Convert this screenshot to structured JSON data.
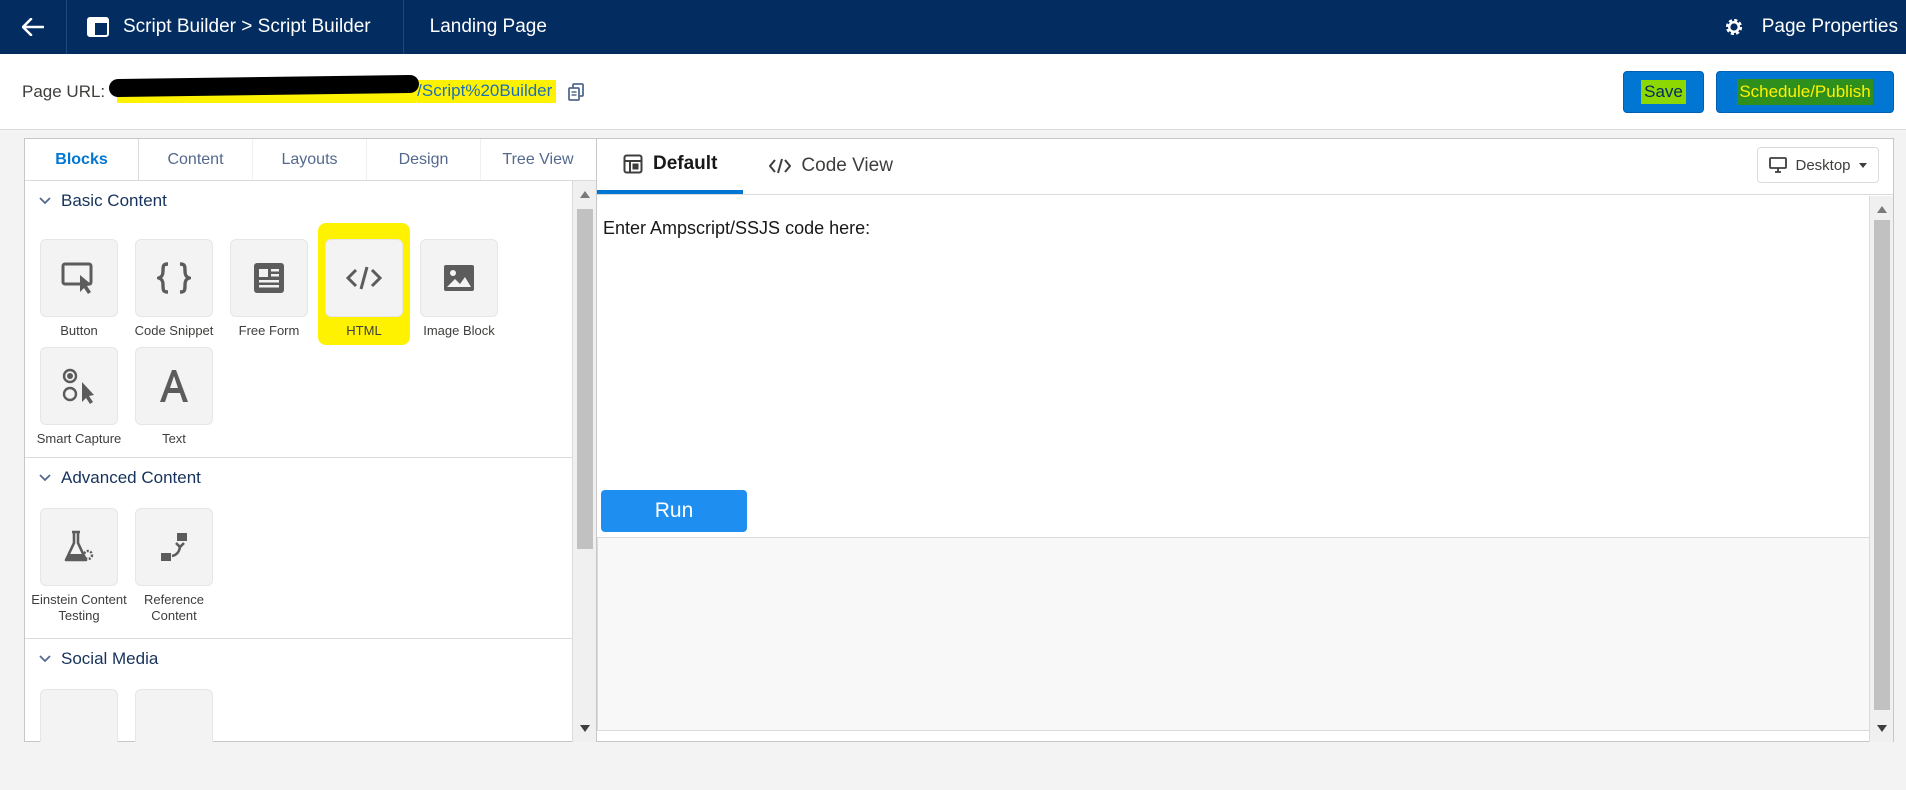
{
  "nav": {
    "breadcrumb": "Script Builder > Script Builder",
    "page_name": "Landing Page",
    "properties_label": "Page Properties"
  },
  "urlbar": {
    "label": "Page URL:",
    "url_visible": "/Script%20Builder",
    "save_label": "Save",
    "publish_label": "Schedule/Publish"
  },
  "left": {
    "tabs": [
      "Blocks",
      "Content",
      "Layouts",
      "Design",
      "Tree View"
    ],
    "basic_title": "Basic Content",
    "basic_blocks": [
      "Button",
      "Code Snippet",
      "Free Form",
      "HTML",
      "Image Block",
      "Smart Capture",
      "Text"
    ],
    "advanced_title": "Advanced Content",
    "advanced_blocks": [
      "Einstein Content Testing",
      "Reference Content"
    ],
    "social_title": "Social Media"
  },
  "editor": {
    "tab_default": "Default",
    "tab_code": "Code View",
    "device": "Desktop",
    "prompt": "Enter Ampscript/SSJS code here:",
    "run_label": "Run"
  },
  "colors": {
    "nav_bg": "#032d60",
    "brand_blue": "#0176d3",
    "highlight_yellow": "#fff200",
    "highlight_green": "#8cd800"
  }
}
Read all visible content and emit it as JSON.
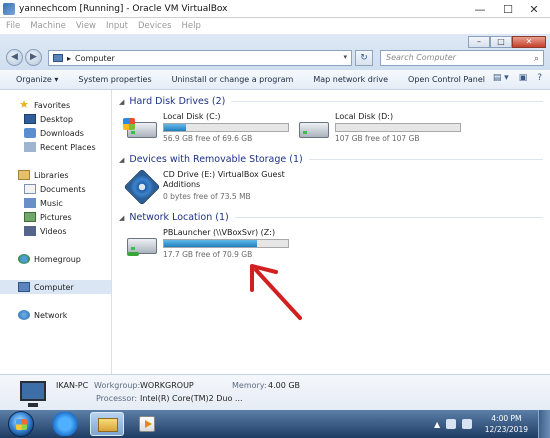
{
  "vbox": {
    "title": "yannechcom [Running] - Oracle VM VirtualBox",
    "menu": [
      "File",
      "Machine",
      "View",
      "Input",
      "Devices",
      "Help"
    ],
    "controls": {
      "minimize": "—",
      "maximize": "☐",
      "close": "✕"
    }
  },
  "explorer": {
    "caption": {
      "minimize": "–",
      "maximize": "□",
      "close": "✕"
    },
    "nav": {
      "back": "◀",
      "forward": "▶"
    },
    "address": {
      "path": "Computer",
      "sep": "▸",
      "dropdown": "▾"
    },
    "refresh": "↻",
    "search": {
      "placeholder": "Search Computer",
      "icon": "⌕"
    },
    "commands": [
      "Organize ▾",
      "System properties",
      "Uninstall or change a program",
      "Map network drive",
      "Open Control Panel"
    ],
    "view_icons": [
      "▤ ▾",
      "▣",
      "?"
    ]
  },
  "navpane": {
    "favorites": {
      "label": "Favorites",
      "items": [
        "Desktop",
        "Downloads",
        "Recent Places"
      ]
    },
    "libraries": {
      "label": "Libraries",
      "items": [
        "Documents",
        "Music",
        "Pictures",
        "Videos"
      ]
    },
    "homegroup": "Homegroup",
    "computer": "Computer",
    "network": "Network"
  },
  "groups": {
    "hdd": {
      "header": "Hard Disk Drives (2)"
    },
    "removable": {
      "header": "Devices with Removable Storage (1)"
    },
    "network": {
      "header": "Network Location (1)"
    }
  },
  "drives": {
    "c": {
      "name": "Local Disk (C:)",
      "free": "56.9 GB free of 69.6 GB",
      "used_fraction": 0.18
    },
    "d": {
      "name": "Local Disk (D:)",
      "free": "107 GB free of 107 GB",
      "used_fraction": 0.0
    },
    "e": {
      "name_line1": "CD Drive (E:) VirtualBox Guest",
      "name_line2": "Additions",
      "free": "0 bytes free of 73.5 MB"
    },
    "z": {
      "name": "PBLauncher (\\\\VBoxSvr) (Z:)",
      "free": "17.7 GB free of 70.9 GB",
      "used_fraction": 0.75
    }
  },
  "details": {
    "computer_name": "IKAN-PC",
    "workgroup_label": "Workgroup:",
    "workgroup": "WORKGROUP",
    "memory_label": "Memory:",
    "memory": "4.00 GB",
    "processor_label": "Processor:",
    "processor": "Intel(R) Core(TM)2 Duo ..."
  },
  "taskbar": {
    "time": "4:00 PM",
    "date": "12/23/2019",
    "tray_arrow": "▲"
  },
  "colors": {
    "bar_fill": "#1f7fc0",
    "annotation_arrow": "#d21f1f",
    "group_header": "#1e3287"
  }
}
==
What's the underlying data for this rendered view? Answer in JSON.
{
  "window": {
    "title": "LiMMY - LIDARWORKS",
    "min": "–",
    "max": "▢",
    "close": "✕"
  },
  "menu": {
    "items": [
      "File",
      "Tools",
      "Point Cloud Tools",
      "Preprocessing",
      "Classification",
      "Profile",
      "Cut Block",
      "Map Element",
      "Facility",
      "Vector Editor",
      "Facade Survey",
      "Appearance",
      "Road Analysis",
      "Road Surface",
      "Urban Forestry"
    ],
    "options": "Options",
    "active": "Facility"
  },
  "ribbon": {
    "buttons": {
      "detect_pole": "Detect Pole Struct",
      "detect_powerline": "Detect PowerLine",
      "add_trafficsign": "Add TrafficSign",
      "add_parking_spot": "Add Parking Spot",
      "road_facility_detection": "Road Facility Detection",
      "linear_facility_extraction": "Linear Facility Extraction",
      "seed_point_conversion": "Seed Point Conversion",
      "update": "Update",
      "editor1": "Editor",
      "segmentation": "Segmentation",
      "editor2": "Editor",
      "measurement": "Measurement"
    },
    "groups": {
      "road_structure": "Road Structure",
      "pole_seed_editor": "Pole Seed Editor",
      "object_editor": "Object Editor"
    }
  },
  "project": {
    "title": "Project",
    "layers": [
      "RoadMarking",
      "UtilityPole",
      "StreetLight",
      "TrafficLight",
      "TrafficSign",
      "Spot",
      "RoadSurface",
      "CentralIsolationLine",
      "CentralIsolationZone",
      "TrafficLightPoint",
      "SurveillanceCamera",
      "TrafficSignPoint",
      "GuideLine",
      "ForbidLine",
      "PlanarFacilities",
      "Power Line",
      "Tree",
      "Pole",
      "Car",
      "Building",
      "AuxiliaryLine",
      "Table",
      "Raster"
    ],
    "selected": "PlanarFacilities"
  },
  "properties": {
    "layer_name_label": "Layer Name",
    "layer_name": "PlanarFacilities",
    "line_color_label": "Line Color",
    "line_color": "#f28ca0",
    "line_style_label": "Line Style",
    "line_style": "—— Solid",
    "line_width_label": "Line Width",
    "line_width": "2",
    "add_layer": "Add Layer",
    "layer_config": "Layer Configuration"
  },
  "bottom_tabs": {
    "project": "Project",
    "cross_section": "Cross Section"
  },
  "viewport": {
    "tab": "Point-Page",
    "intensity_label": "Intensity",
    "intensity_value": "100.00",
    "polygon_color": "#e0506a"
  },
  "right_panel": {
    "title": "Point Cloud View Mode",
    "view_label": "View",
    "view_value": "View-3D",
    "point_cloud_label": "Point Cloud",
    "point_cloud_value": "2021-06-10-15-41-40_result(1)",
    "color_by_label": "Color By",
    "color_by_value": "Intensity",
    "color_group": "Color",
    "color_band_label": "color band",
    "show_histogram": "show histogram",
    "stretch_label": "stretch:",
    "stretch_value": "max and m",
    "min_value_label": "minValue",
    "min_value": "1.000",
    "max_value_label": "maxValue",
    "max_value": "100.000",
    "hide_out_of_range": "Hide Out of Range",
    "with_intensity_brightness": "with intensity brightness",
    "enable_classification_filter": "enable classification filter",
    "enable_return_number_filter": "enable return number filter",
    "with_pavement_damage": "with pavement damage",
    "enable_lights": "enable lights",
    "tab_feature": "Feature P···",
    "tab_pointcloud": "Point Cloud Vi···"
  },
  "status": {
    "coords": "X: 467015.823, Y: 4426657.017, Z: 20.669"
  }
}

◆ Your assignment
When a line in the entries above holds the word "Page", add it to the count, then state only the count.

◆ Expected answer
4